──────── Extracted information ────────

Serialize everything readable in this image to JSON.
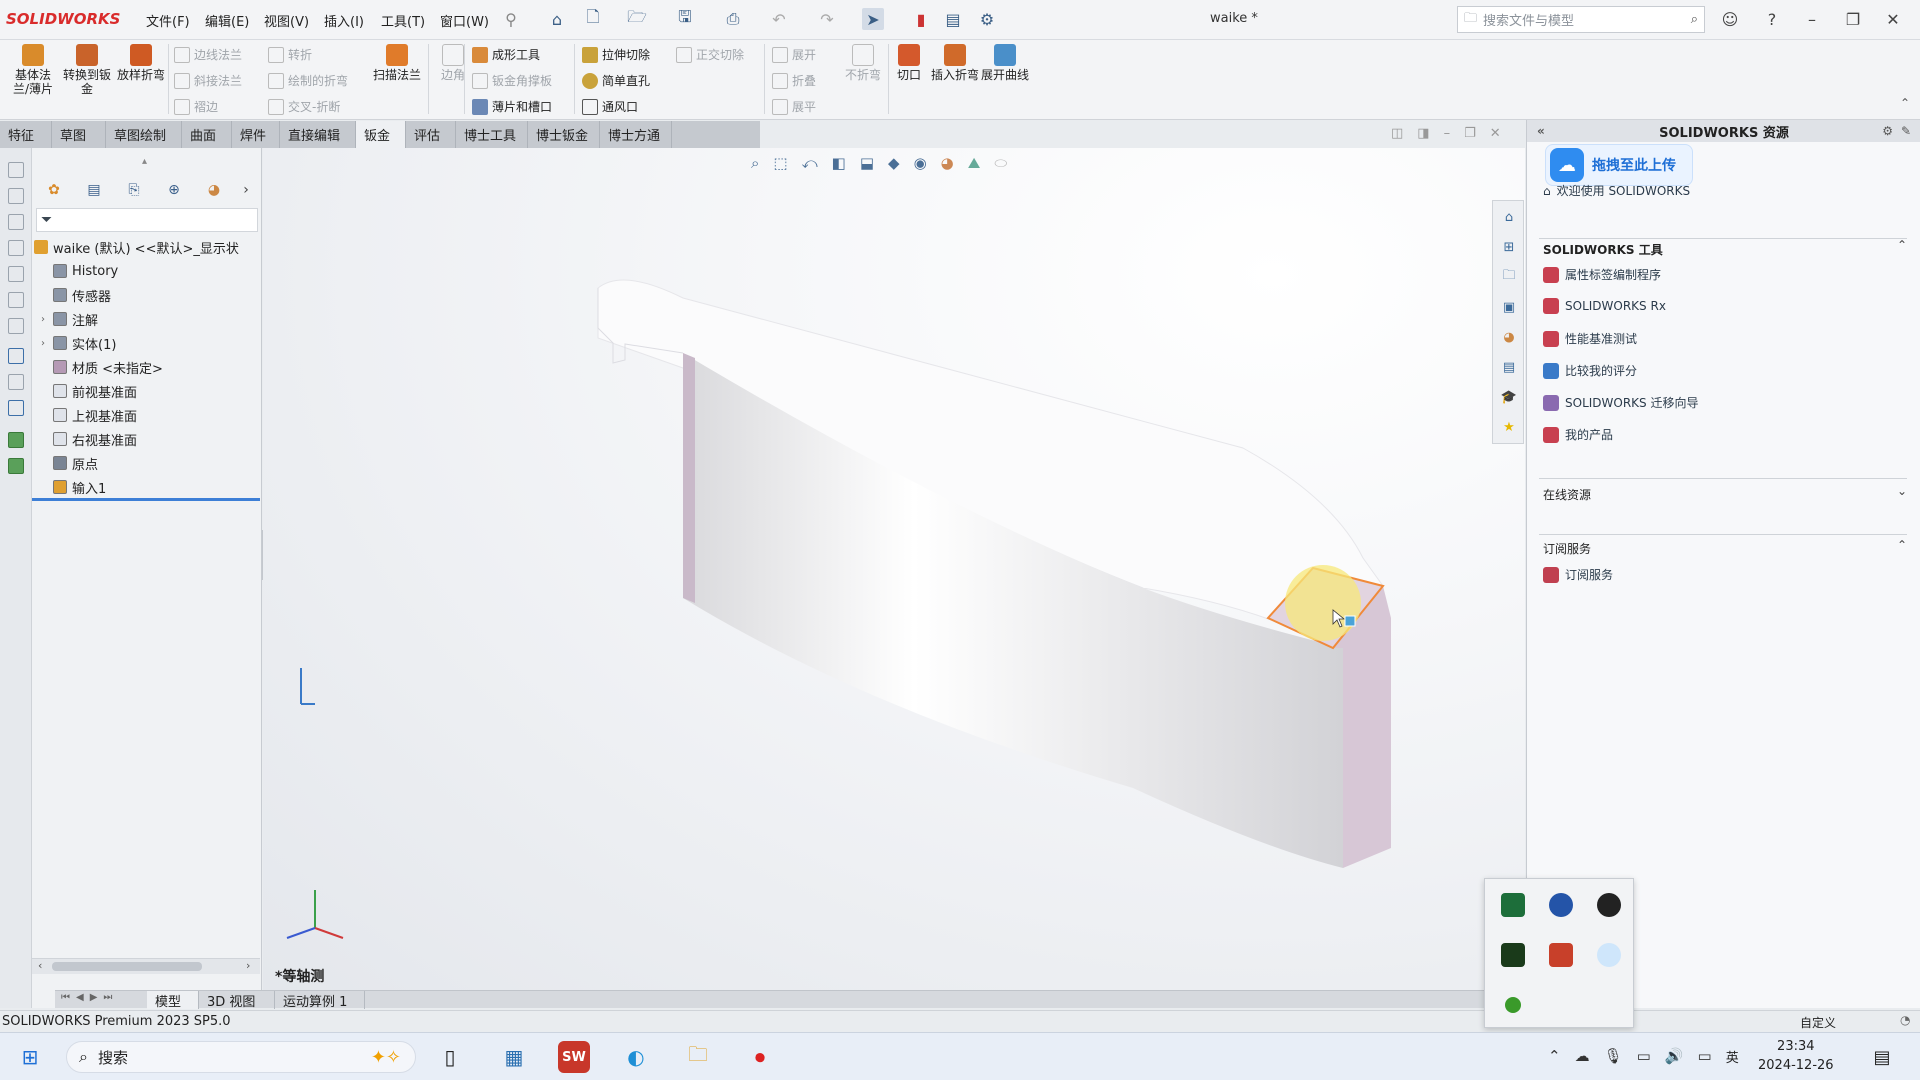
{
  "app": {
    "logo": "SOLIDWORKS",
    "doc_title": "waike *"
  },
  "menu": [
    "文件(F)",
    "编辑(E)",
    "视图(V)",
    "插入(I)",
    "工具(T)",
    "窗口(W)"
  ],
  "search": {
    "placeholder": "搜索文件与模型"
  },
  "ribbon": {
    "big": [
      {
        "label": "基体法兰/薄片",
        "color": "#d98b2b"
      },
      {
        "label": "转换到钣金",
        "color": "#c9632a"
      },
      {
        "label": "放样折弯",
        "color": "#cf5a23"
      }
    ],
    "col1": [
      "边线法兰",
      "斜接法兰",
      "褶边"
    ],
    "col2": [
      "转折",
      "绘制的折弯",
      "交叉-折断"
    ],
    "mid_big": {
      "label": "扫描法兰",
      "color": "#e07b2a"
    },
    "col3_label": "边角",
    "col4": [
      "成形工具",
      "钣金角撑板",
      "薄片和槽口"
    ],
    "col5": [
      "拉伸切除",
      "简单直孔",
      "通风口"
    ],
    "col5b": "正交切除",
    "col6": [
      "展开",
      "折叠",
      "展平"
    ],
    "col6b": "不折弯",
    "right_big": [
      {
        "label": "切口",
        "color": "#d4592c"
      },
      {
        "label": "插入折弯",
        "color": "#d06a2a"
      },
      {
        "label": "展开曲线",
        "color": "#4a8fc9"
      }
    ]
  },
  "tabs": [
    {
      "label": "特征",
      "active": false
    },
    {
      "label": "草图",
      "active": false
    },
    {
      "label": "草图绘制",
      "active": false
    },
    {
      "label": "曲面",
      "active": false
    },
    {
      "label": "焊件",
      "active": false
    },
    {
      "label": "直接编辑",
      "active": false
    },
    {
      "label": "钣金",
      "active": true
    },
    {
      "label": "评估",
      "active": false
    },
    {
      "label": "博士工具",
      "active": false
    },
    {
      "label": "博士钣金",
      "active": false
    },
    {
      "label": "博士方通",
      "active": false
    }
  ],
  "tree": {
    "root": "waike (默认) <<默认>_显示状",
    "items": [
      {
        "label": "History",
        "expandable": false
      },
      {
        "label": "传感器",
        "expandable": false
      },
      {
        "label": "注解",
        "expandable": true
      },
      {
        "label": "实体(1)",
        "expandable": true
      },
      {
        "label": "材质 <未指定>",
        "expandable": false
      },
      {
        "label": "前视基准面",
        "expandable": false
      },
      {
        "label": "上视基准面",
        "expandable": false
      },
      {
        "label": "右视基准面",
        "expandable": false
      },
      {
        "label": "原点",
        "expandable": false
      },
      {
        "label": "输入1",
        "expandable": false
      }
    ]
  },
  "viewport": {
    "view_label": "*等轴测"
  },
  "bottom_tabs": [
    {
      "label": "模型",
      "active": true
    },
    {
      "label": "3D 视图",
      "active": false
    },
    {
      "label": "运动算例 1",
      "active": false
    }
  ],
  "status": {
    "left": "SOLIDWORKS Premium 2023 SP5.0",
    "right": "自定义"
  },
  "resources": {
    "title": "SOLIDWORKS 资源",
    "upload_label": "拖拽至此上传",
    "welcome": "欢迎使用 SOLIDWORKS",
    "tools_title": "SOLIDWORKS 工具",
    "tools": [
      "属性标签编制程序",
      "SOLIDWORKS Rx",
      "性能基准测试",
      "比较我的评分",
      "SOLIDWORKS 迁移向导",
      "我的产品"
    ],
    "online_title": "在线资源",
    "sub_title": "订阅服务",
    "sub_items": [
      "订阅服务"
    ]
  },
  "taskbar": {
    "search_label": "搜索",
    "time": "23:34",
    "date": "2024-12-26",
    "ime": "英"
  }
}
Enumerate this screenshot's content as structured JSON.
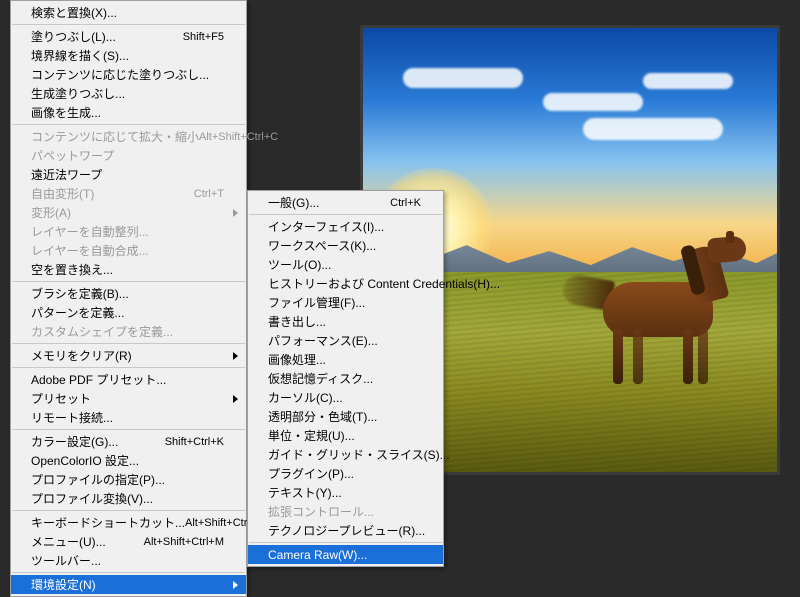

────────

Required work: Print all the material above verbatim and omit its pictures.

Task answer:
Serialize everything readable in this image to JSON.
{
  "app": {
    "logo": "SOLIDWORKS",
    "doc_title": "waike *"
  },
  "menu": [
    "文件(F)",
    "编辑(E)",
    "视图(V)",
    "插入(I)",
    "工具(T)",
    "窗口(W)"
  ],
  "search": {
    "placeholder": "搜索文件与模型"
  },
  "ribbon": {
    "big": [
      {
        "label": "基体法兰/薄片",
        "color": "#d98b2b"
      },
      {
        "label": "转换到钣金",
        "color": "#c9632a"
      },
      {
        "label": "放样折弯",
        "color": "#cf5a23"
      }
    ],
    "col1": [
      "边线法兰",
      "斜接法兰",
      "褶边"
    ],
    "col2": [
      "转折",
      "绘制的折弯",
      "交叉-折断"
    ],
    "mid_big": {
      "label": "扫描法兰",
      "color": "#e07b2a"
    },
    "col3_label": "边角",
    "col4": [
      "成形工具",
      "钣金角撑板",
      "薄片和槽口"
    ],
    "col5": [
      "拉伸切除",
      "简单直孔",
      "通风口"
    ],
    "col5b": "正交切除",
    "col6": [
      "展开",
      "折叠",
      "展平"
    ],
    "col6b": "不折弯",
    "right_big": [
      {
        "label": "切口",
        "color": "#d4592c"
      },
      {
        "label": "插入折弯",
        "color": "#d06a2a"
      },
      {
        "label": "展开曲线",
        "color": "#4a8fc9"
      }
    ]
  },
  "tabs": [
    {
      "label": "特征",
      "active": false
    },
    {
      "label": "草图",
      "active": false
    },
    {
      "label": "草图绘制",
      "active": false
    },
    {
      "label": "曲面",
      "active": false
    },
    {
      "label": "焊件",
      "active": false
    },
    {
      "label": "直接编辑",
      "active": false
    },
    {
      "label": "钣金",
      "active": true
    },
    {
      "label": "评估",
      "active": false
    },
    {
      "label": "博士工具",
      "active": false
    },
    {
      "label": "博士钣金",
      "active": false
    },
    {
      "label": "博士方通",
      "active": false
    }
  ],
  "tree": {
    "root": "waike (默认) <<默认>_显示状",
    "items": [
      {
        "label": "History",
        "expandable": false
      },
      {
        "label": "传感器",
        "expandable": false
      },
      {
        "label": "注解",
        "expandable": true
      },
      {
        "label": "实体(1)",
        "expandable": true
      },
      {
        "label": "材质 <未指定>",
        "expandable": false
      },
      {
        "label": "前视基准面",
        "expandable": false
      },
      {
        "label": "上视基准面",
        "expandable": false
      },
      {
        "label": "右视基准面",
        "expandable": false
      },
      {
        "label": "原点",
        "expandable": false
      },
      {
        "label": "输入1",
        "expandable": false
      }
    ]
  },
  "viewport": {
    "view_label": "*等轴测"
  },
  "bottom_tabs": [
    {
      "label": "模型",
      "active": true
    },
    {
      "label": "3D 视图",
      "active": false
    },
    {
      "label": "运动算例 1",
      "active": false
    }
  ],
  "status": {
    "left": "SOLIDWORKS Premium 2023 SP5.0",
    "right": "自定义"
  },
  "resources": {
    "title": "SOLIDWORKS 资源",
    "upload_label": "拖拽至此上传",
    "welcome": "欢迎使用 SOLIDWORKS",
    "tools_title": "SOLIDWORKS 工具",
    "tools": [
      "属性标签编制程序",
      "SOLIDWORKS Rx",
      "性能基准测试",
      "比较我的评分",
      "SOLIDWORKS 迁移向导",
      "我的产品"
    ],
    "online_title": "在线资源",
    "sub_title": "订阅服务",
    "sub_items": [
      "订阅服务"
    ]
  },
  "taskbar": {
    "search_label": "搜索",
    "time": "23:34",
    "date": "2024-12-26",
    "ime": "英"
  }
}
Enumerate this screenshot's content as structured JSON.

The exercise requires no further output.